For the most part, everything is in the video up above, but I like to give some textual content for these things, so I’m going to elaborate a bit on our home rules.
In general, I find home rules to be distasteful. Sometimes friends will ask to change a rule to supposedly make a game “more interesting” and it always makes me feel like if I wanted something different, I could just play a different game. I get that some other people like to experiment with existing game rules, I just never want to participate in those kinds of shenanigans.
Anyways, one area I usually “am” willing to experiment with, is manipulations of the random aspects of a game. In particular, the way a game is setup, such as in Roll for the Galaxy with the starting homeworld and starting faction being random. The fact that it is random, means that in theory you could end up playing the same combination of faction and homeworld multiple times. Heck, you could end up randomly playing the “same” faction every single time! Because random can sometimes not seem very random, I’m willing to override the randomnness as long as it retains the philosophy of the game itself.
In this case, Roll for the Galaxy intends for you to not know which faction or homeworld you’ll get, which I support as a strong gameplay element. However, because as I explain in the video, I don’t like the feeling some players will have of feeling like they lost because of bad luck, I introduced the concept of receiving two random factions, then two random homeworlds.
This way, its still random which options are available to each player, but yet the players had a bit of control to nudge the game towards what they think will be an advantage.
So there you go, I think it works pretty well, and since playing this way, I can’t remember anyone complaining that another player had an “unfair” advantage.

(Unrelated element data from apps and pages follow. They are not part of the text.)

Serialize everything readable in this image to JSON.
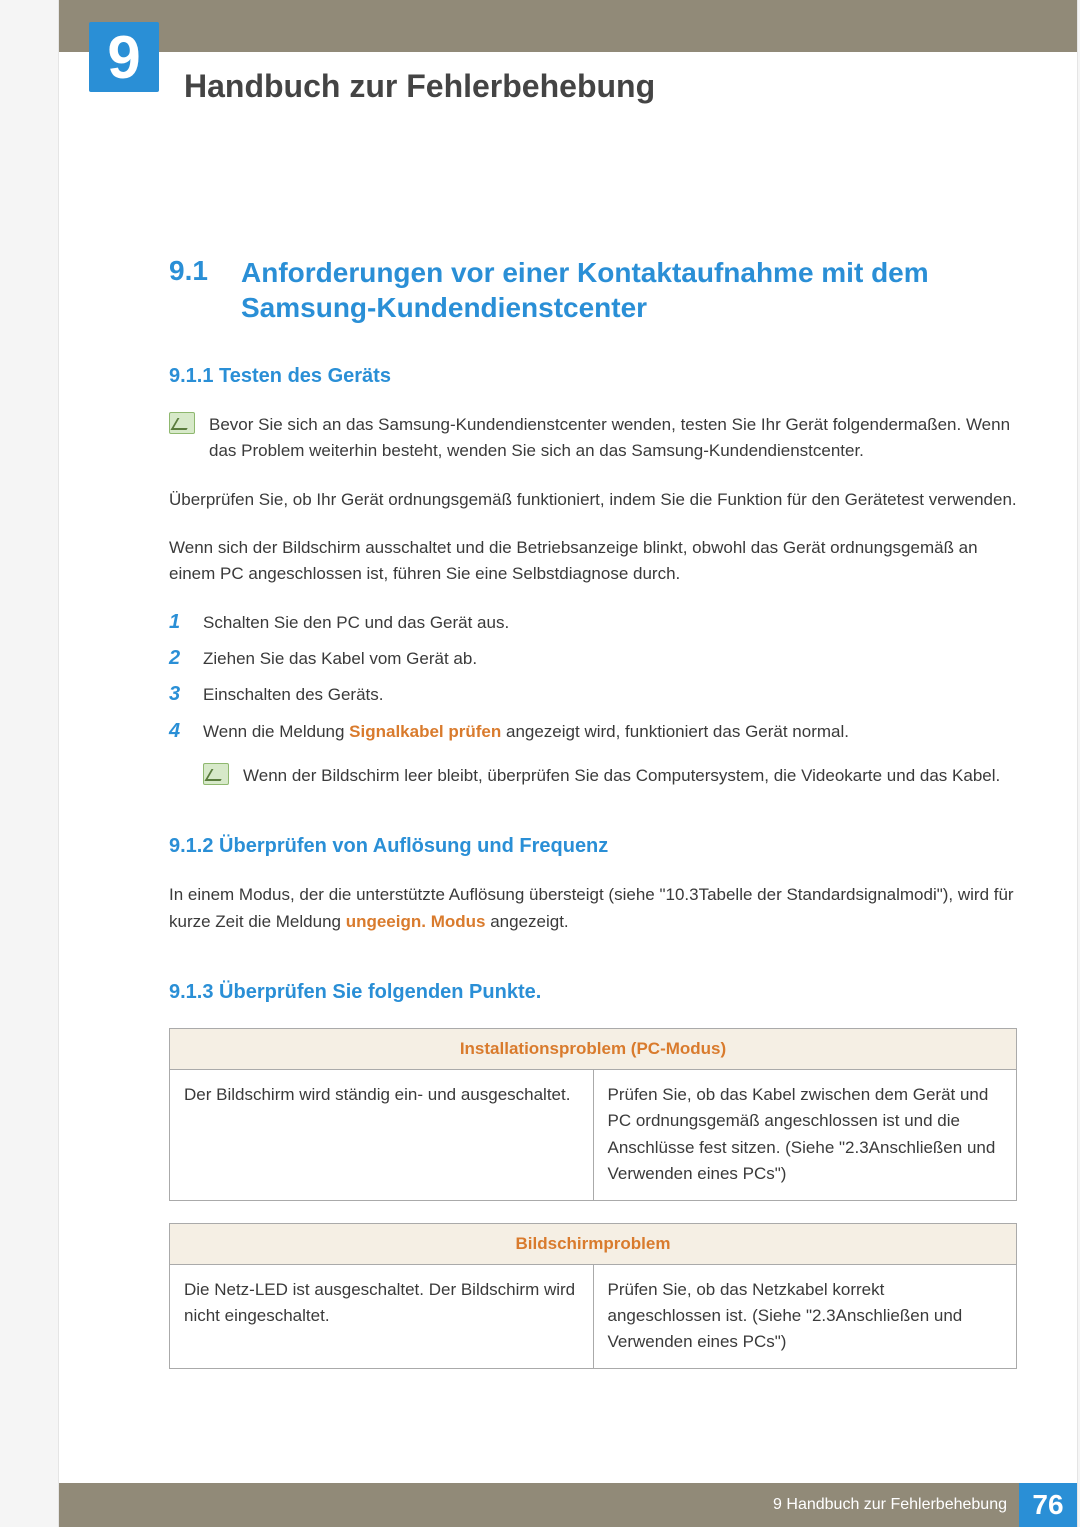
{
  "chapter": {
    "number": "9",
    "title": "Handbuch zur Fehlerbehebung"
  },
  "section": {
    "number": "9.1",
    "title": "Anforderungen vor einer Kontaktaufnahme mit dem Samsung-Kundendienstcenter"
  },
  "subsections": {
    "s911": {
      "heading": "9.1.1  Testen des Geräts",
      "note": "Bevor Sie sich an das Samsung-Kundendienstcenter wenden, testen Sie Ihr Gerät folgendermaßen. Wenn das Problem weiterhin besteht, wenden Sie sich an das Samsung-Kundendienstcenter.",
      "p1": "Überprüfen Sie, ob Ihr Gerät ordnungsgemäß funktioniert, indem Sie die Funktion für den Gerätetest verwenden.",
      "p2": "Wenn sich der Bildschirm ausschaltet und die Betriebsanzeige blinkt, obwohl das Gerät ordnungsgemäß an einem PC angeschlossen ist, führen Sie eine Selbstdiagnose durch.",
      "steps": [
        "Schalten Sie den PC und das Gerät aus.",
        "Ziehen Sie das Kabel vom Gerät ab.",
        "Einschalten des Geräts.",
        {
          "pre": "Wenn die Meldung ",
          "bold": "Signalkabel prüfen",
          "post": " angezeigt wird, funktioniert das Gerät normal."
        }
      ],
      "step_nums": [
        "1",
        "2",
        "3",
        "4"
      ],
      "note2": "Wenn der Bildschirm leer bleibt, überprüfen Sie das Computersystem, die Videokarte und das Kabel."
    },
    "s912": {
      "heading": "9.1.2  Überprüfen von Auflösung und Frequenz",
      "p_pre": "In einem Modus, der die unterstützte Auflösung übersteigt (siehe \"10.3Tabelle der Standardsignalmodi\"), wird für kurze Zeit die Meldung ",
      "p_bold": "ungeeign. Modus",
      "p_post": " angezeigt."
    },
    "s913": {
      "heading": "9.1.3  Überprüfen Sie folgenden Punkte.",
      "table1": {
        "header": "Installationsproblem (PC-Modus)",
        "row": {
          "left": "Der Bildschirm wird ständig ein- und ausgeschaltet.",
          "right": "Prüfen Sie, ob das Kabel zwischen dem Gerät und PC ordnungsgemäß angeschlossen ist und die Anschlüsse fest sitzen. (Siehe \"2.3Anschließen und Verwenden eines PCs\")"
        }
      },
      "table2": {
        "header": "Bildschirmproblem",
        "row": {
          "left": "Die Netz-LED ist ausgeschaltet. Der Bildschirm wird nicht eingeschaltet.",
          "right": "Prüfen Sie, ob das Netzkabel korrekt angeschlossen ist. (Siehe \"2.3Anschließen und Verwenden eines PCs\")"
        }
      }
    }
  },
  "footer": {
    "text": "9 Handbuch zur Fehlerbehebung",
    "page": "76"
  }
}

What does everyone think? Do you enjoy messing with rules and playing freestyle? Do you dislike even my subtle manipulation of the rules? Let us know!